◆ WHAT THE TASK REQUIRES:
Below are records. Return each one exactly as written.

**** DATA FOR THIS TASK

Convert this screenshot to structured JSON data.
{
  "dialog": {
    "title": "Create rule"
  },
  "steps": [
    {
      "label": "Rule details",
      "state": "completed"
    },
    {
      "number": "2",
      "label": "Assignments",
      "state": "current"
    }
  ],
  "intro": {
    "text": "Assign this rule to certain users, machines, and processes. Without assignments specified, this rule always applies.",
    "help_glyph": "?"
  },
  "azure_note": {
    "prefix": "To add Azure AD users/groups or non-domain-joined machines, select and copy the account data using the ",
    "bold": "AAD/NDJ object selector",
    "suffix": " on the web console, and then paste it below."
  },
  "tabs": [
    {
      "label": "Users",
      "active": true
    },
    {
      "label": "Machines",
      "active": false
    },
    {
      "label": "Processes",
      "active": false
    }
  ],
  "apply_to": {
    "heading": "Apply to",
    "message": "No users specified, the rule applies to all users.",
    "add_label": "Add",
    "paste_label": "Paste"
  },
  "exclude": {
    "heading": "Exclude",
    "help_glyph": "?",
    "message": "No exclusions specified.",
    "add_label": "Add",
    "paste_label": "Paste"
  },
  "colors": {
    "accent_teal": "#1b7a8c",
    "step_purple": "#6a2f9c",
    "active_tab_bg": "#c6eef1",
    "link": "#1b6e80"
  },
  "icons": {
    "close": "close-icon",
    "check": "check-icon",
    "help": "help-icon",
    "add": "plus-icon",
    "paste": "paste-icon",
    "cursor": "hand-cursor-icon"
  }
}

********

◆ ANSWER TO THE EXERCISE:
Convert this screenshot to structured JSON data.
{
  "dialog": {
    "title": "Create rule"
  },
  "steps": [
    {
      "label": "Rule details",
      "state": "completed"
    },
    {
      "number": "2",
      "label": "Assignments",
      "state": "current"
    }
  ],
  "intro": {
    "text": "Assign this rule to certain users, machines, and processes. Without assignments specified, this rule always applies.",
    "help_glyph": "?"
  },
  "azure_note": {
    "prefix": "To add Azure AD users/groups or non-domain-joined machines, select and copy the account data using the ",
    "bold": "AAD/NDJ object selector",
    "suffix": " on the web console, and then paste it below."
  },
  "tabs": [
    {
      "label": "Users",
      "active": true
    },
    {
      "label": "Machines",
      "active": false
    },
    {
      "label": "Processes",
      "active": false
    }
  ],
  "apply_to": {
    "heading": "Apply to",
    "message": "No users specified, the rule applies to all users.",
    "add_label": "Add",
    "paste_label": "Paste"
  },
  "exclude": {
    "heading": "Exclude",
    "help_glyph": "?",
    "message": "No exclusions specified.",
    "add_label": "Add",
    "paste_label": "Paste"
  },
  "colors": {
    "accent_teal": "#1b7a8c",
    "step_purple": "#6a2f9c",
    "active_tab_bg": "#c6eef1",
    "link": "#1b6e80"
  },
  "icons": {
    "close": "close-icon",
    "check": "check-icon",
    "help": "help-icon",
    "add": "plus-icon",
    "paste": "paste-icon",
    "cursor": "hand-cursor-icon"
  }
}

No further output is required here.